= Beginning of Section =
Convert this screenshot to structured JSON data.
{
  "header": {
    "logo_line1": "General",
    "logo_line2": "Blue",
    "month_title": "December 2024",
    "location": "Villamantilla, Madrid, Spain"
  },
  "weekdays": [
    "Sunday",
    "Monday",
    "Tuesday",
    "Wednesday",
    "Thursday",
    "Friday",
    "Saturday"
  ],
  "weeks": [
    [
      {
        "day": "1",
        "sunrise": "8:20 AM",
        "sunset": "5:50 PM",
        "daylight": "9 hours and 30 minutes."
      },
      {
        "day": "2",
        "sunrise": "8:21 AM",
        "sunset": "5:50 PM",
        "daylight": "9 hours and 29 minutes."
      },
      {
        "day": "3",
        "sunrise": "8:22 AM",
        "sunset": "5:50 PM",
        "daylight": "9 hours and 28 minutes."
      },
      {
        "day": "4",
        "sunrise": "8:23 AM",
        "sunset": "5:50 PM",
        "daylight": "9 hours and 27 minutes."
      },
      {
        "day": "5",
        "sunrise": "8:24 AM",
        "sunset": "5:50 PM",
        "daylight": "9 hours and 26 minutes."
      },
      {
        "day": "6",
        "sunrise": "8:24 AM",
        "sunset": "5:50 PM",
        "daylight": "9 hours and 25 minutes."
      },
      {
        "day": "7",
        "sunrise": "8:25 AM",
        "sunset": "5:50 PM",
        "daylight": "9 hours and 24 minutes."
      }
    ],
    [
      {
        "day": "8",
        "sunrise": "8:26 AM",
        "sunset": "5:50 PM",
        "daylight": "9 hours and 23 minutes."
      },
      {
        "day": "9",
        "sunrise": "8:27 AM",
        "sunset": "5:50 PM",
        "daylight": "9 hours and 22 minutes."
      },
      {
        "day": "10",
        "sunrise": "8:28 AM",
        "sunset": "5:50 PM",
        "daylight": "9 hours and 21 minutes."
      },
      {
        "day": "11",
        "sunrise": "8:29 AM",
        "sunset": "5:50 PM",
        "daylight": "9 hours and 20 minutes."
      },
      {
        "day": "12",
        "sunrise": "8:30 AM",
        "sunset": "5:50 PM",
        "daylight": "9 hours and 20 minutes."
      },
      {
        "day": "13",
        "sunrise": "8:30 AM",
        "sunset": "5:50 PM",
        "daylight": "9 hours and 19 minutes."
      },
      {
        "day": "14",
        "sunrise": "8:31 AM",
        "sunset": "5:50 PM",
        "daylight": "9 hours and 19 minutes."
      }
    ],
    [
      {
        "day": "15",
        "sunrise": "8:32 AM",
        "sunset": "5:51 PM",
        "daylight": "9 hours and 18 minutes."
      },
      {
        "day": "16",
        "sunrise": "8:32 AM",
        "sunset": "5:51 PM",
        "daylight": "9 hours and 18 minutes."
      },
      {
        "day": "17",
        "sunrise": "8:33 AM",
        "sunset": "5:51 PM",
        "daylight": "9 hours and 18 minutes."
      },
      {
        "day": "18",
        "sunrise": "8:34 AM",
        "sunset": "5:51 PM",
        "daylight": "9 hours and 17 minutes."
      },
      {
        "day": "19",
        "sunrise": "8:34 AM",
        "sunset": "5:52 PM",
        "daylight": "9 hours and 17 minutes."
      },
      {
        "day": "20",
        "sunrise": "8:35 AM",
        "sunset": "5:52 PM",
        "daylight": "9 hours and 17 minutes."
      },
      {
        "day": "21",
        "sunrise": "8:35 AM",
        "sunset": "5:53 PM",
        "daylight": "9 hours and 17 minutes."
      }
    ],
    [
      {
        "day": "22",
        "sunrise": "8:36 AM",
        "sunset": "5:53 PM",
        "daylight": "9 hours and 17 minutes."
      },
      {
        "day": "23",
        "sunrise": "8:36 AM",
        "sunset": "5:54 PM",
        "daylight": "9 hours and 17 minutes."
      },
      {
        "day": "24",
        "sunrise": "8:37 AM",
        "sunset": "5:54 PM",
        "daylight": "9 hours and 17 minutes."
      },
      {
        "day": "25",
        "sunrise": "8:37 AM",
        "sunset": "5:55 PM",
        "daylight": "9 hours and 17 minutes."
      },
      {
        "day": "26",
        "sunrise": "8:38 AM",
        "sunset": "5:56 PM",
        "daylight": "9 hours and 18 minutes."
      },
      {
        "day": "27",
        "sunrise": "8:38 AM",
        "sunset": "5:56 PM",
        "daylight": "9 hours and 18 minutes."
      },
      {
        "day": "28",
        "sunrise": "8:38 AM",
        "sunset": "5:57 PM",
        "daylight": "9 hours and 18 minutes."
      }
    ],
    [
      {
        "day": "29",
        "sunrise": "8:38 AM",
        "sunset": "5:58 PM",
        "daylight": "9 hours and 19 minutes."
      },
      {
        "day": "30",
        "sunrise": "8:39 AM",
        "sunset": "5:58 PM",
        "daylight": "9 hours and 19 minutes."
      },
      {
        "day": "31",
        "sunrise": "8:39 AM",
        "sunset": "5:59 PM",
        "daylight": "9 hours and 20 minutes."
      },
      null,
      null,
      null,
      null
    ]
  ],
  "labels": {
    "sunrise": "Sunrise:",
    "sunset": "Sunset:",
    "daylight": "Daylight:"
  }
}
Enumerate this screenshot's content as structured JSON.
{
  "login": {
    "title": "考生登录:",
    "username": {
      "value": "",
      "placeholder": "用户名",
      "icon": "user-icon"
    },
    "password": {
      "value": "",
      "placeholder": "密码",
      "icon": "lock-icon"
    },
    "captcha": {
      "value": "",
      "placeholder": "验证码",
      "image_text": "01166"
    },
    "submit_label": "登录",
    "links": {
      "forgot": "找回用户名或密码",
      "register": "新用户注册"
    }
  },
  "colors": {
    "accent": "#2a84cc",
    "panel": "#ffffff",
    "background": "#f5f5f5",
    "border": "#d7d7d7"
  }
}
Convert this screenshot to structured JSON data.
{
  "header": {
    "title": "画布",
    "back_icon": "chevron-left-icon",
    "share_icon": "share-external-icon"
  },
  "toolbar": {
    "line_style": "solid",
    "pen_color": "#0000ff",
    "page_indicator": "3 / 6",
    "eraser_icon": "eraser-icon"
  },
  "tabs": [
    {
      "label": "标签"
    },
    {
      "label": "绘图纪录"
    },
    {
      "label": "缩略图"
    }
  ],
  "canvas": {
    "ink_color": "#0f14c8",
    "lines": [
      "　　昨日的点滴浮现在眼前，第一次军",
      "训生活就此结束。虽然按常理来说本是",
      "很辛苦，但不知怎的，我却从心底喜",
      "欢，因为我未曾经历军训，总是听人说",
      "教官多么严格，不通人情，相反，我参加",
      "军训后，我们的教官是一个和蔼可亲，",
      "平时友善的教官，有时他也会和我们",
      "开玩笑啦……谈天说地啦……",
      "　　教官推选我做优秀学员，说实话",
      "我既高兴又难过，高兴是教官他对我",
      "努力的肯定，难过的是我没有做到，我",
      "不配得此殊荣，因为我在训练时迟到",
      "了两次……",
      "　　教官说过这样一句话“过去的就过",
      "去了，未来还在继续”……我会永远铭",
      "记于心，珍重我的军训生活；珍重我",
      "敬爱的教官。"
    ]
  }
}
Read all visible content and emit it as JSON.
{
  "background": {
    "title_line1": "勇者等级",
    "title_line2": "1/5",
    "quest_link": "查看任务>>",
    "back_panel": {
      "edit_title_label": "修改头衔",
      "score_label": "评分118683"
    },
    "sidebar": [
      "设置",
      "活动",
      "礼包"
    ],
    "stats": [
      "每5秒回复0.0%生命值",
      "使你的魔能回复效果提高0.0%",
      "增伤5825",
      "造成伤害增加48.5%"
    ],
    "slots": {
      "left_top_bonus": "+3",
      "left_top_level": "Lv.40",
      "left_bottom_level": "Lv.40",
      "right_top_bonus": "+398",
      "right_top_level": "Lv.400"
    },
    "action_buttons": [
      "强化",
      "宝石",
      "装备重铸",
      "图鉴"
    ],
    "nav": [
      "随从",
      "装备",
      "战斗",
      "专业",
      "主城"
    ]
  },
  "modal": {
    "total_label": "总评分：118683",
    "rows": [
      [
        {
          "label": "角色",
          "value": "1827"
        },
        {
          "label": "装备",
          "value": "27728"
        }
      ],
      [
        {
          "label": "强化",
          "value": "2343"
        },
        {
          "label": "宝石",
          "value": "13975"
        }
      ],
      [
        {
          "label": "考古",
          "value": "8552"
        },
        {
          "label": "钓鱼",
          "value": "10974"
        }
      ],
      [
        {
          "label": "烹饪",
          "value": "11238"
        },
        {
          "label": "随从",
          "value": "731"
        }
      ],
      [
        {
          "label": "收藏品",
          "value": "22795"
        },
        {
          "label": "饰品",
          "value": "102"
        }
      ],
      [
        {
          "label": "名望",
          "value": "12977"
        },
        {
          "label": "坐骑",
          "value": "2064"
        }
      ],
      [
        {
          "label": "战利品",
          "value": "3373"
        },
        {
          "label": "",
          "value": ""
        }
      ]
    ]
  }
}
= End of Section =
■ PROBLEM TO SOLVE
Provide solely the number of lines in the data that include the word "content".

■ ANSWER BELOW
2